TL;DR: In the context of economic crisis, Europe has witnessed a spate of extraordinary political measures pressed by executive discretion as discussed by the authors, and it is worth noting that emergency rule will tend to blend in with normal rule, to the detriment of the political order's legitimate authority.
Abstract: In the context of economic crisis, Europe has witnessed a spate of extraordinary political measures pressed by executive discretion. This article examines what emergency rule of this kind implies for the possibility of normal rule thereafter. Political decision-makers face the challenge of drawing a line under the crisis so that the unconventional measures used to handle it do not compromise the polity's norms in lasting fashion. Based on an analysis of the preconditions for plausibly making such an act of separation, I suggest the principal resources for doing so in the EU case are missing. Emergency rule will tend to blend in with normal rule, to the detriment of the political order's legitimate authority. A more dubiously grounded ‘descriptive’ authority may conversely be enhanced by emergency rule, as may compliance for instrumental motivations, producing a polity that is stable even if weakly legitimate.

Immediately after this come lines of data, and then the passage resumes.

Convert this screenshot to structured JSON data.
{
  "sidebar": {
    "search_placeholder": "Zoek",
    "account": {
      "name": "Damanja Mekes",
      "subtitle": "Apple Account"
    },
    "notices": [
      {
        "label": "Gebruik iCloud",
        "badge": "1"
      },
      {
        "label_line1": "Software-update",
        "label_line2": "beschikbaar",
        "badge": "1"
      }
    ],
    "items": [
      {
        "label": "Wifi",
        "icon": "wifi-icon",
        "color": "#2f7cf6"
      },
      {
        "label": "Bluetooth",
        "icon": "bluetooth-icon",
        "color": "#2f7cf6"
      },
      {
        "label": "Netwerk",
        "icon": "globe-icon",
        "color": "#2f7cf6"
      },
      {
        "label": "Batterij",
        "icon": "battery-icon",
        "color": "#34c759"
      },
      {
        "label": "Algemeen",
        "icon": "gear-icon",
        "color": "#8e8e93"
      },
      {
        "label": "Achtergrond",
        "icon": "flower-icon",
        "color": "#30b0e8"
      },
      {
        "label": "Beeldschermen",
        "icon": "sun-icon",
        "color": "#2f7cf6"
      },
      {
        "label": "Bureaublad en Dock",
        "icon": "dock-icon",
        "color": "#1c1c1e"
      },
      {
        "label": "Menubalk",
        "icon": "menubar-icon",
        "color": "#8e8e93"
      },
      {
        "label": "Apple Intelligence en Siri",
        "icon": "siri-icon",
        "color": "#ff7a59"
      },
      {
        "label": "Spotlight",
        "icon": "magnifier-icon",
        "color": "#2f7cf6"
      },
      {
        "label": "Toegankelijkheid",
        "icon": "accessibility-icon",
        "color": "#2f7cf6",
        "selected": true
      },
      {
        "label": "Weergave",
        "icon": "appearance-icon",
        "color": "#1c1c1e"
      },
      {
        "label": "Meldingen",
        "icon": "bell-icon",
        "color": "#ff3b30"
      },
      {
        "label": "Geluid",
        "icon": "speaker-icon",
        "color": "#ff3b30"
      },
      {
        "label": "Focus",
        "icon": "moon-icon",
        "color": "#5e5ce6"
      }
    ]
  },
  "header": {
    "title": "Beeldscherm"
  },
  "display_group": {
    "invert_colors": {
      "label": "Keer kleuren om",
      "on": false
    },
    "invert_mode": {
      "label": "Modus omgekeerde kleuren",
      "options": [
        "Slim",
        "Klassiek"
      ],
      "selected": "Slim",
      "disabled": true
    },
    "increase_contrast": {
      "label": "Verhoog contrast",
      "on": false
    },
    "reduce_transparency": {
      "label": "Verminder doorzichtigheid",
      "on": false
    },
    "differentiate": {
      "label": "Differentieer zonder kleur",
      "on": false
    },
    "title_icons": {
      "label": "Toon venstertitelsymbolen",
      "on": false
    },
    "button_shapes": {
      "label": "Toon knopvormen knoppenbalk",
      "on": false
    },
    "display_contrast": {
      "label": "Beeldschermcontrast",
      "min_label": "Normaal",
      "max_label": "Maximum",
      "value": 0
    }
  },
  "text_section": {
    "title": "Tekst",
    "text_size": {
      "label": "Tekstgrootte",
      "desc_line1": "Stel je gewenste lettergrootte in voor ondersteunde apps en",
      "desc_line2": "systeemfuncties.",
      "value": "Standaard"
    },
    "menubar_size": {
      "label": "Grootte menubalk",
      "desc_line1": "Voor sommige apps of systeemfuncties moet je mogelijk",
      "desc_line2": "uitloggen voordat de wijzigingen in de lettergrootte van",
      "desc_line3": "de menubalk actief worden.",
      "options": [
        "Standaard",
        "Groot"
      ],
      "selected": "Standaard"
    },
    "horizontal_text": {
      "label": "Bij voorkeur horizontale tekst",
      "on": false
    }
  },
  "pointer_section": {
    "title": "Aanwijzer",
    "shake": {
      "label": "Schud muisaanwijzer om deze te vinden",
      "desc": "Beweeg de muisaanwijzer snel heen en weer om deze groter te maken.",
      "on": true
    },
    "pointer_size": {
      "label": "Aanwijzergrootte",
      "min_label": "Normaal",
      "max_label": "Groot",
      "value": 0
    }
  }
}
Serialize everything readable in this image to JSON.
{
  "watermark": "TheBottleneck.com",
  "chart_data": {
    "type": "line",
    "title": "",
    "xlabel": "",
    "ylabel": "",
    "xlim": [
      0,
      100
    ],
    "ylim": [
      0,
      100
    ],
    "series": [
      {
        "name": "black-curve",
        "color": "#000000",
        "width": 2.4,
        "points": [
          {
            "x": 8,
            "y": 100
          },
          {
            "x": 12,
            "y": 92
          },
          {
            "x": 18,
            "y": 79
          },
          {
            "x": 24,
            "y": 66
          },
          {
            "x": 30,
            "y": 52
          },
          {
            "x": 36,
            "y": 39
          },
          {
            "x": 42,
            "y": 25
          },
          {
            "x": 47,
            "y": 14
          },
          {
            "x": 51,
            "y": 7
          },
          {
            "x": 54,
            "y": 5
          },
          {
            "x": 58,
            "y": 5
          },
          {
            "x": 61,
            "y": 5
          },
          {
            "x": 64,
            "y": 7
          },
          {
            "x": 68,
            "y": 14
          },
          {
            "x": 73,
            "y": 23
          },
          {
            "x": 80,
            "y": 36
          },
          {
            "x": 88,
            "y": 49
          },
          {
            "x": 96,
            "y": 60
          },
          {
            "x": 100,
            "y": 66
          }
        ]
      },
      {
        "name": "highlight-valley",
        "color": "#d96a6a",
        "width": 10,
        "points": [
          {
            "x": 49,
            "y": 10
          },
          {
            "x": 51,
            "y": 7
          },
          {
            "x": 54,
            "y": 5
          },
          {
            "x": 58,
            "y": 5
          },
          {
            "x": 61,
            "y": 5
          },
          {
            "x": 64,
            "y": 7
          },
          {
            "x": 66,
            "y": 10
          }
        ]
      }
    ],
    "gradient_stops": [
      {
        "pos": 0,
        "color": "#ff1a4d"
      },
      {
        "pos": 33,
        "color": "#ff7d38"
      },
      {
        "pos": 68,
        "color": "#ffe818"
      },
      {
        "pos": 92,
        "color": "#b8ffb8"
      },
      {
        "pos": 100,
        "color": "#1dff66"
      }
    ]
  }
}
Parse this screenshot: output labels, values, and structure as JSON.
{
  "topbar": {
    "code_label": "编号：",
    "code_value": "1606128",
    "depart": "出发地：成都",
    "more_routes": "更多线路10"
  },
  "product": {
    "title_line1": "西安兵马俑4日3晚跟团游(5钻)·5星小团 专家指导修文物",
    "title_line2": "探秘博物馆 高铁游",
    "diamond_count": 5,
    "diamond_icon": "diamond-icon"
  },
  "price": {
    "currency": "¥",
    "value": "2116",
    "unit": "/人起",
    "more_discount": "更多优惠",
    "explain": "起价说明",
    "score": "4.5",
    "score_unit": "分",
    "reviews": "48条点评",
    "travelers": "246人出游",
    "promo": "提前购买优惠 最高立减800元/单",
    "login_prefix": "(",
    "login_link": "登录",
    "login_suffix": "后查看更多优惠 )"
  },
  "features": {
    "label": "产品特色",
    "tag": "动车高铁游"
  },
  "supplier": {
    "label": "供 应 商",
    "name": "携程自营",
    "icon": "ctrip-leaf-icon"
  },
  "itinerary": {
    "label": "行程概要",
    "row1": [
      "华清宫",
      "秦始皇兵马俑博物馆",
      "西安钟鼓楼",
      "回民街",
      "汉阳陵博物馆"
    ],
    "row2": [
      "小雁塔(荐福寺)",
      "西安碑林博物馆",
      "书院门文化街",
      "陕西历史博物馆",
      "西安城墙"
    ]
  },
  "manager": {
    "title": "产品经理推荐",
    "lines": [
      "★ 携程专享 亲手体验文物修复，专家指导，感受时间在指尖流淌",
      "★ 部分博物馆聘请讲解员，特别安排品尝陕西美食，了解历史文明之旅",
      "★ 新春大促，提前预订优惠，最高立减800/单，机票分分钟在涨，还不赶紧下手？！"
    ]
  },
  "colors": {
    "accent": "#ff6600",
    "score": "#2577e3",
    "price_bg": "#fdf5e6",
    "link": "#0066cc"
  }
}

45 citations

Journal ArticleDOI
TL;DR: The Euro crisis reforms as major example of interstitial institutional change in the EU as mentioned in this paper, and forms of institutional change : unusual sources of law, new tasks for the EU institutions, new organs, competence creep, institutional hybrids, and more differentiated integration.
Abstract: Euro crisis reforms as major example of interstitial institutional change in the EU - Forms of institutional change : unusual sources of law, new tasks for the EU institutions, new organs, competence creep, institutional hybrids, and more differentiated integration - Question whether some or all of this amounts to a ‘constitutional mutation’ of the EU legal order - Reasons to doubt whether the constitutional fundamentals have changed - Alternative thesis: increased institutional variation, deepening the differences between EMU law and the rest of EU law.

39 citations